From: PCC

  • 3 cups water
  • 1 cup spelt berries, brown rice or grain of choice
  • 2 (14-ounce) cans garbanzo beans
  • 1 English cucumber – peeled, seeded and diced (about 1 1/2 cups)
  • 1 green bell pepper, seeds removed and diced (about 1 cup)
  • 3 ribs celery, diced (1 cup)
  • 1 carrot, peeled and diced (1/2 cup)
  • 1/4 red onion, finely diced (1/2 cup)
  • 1/2 bunch green onions, thinly sliced (about 1/3 cup)
  • 1/3 bunch parsley, chopped (1 1/2 cups)
  • 1/2 cup mayonnaise
  • 2 tablespoons lemon juice
  • 2 1/2 tablespoons apple cider vinegar
  • 3/4 teaspoon dried dill
  • 1 teaspoon salt, plus more to season
  • 1 teaspoon dried basil
  • 1 teaspoon minced garlic

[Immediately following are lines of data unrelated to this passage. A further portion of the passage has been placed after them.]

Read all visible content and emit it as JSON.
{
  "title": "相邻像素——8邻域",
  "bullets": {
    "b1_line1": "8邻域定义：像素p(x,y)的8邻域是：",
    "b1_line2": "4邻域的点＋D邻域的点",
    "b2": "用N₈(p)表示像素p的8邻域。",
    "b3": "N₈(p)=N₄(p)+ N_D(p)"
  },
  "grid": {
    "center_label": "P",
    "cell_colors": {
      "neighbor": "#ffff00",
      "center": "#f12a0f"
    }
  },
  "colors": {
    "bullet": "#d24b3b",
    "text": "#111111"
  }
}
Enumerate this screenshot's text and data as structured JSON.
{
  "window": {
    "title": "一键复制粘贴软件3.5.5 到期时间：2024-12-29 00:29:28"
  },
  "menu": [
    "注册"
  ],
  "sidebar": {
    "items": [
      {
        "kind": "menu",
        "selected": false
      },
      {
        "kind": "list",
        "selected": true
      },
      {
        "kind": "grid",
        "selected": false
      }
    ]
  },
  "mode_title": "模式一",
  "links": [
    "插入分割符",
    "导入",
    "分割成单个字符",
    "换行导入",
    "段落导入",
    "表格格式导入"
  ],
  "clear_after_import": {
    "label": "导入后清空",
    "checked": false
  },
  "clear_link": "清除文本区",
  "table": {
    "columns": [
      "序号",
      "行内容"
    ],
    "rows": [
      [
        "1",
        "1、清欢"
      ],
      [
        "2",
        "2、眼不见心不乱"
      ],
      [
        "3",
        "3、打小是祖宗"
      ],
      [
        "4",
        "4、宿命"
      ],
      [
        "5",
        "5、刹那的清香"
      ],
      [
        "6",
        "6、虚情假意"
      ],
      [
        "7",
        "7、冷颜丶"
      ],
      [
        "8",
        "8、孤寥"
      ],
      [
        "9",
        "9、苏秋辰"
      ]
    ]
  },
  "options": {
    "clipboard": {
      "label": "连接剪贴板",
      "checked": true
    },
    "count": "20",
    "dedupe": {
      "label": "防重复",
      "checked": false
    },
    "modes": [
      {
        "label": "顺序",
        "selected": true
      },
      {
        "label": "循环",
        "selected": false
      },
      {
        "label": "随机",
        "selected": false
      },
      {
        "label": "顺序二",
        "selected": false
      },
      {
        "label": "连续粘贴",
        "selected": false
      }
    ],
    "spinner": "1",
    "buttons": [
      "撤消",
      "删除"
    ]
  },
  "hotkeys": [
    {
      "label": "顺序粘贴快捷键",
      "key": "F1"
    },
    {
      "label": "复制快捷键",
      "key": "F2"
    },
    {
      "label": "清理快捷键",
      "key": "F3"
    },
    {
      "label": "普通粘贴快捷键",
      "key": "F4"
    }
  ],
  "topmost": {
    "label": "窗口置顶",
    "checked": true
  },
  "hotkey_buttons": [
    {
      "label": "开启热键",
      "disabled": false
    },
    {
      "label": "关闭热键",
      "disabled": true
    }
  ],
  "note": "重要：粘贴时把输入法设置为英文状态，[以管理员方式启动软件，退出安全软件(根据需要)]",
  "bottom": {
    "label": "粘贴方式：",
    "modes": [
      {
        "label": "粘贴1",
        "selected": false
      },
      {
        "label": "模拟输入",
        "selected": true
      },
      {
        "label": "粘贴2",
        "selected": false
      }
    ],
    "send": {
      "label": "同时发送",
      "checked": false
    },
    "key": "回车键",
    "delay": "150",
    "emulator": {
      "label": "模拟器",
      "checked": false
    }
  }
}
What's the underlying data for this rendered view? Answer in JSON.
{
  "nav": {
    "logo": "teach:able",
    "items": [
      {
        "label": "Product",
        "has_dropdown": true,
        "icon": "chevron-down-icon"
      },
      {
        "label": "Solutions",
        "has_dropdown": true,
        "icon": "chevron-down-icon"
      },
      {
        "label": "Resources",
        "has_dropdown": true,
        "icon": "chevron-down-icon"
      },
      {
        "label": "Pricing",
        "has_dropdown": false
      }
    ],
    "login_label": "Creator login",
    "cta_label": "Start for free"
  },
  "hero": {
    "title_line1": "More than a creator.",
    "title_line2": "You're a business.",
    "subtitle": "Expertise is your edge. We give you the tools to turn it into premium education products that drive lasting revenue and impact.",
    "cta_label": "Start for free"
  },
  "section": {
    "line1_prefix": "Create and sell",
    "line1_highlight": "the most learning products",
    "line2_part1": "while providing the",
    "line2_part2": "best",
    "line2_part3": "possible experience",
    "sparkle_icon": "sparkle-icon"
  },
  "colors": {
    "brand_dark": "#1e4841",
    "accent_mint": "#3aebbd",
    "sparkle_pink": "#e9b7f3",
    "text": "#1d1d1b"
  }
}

Add 3 cups of water to a medium pot and add the spelt berries. Over medium-high heat, bring the water to a boil. Reduce heat to low and cover, cooking until tender but still chewy, about 45 minutes. Drain and cool.

In a salad, bowl mix together cooked spelt berries, garbanzo beans, diced cucumbers, green pepper, celery, carrots, red onions, green onions and chopped parsley.

Mix together mayonnaise, lemon juice, vinegar, dill, salt, basil and garlic; pour over salad and mix well. Serve immediately or refrigerate. Salad will stay fresh for up to 4 days, covered, in the refrigerator.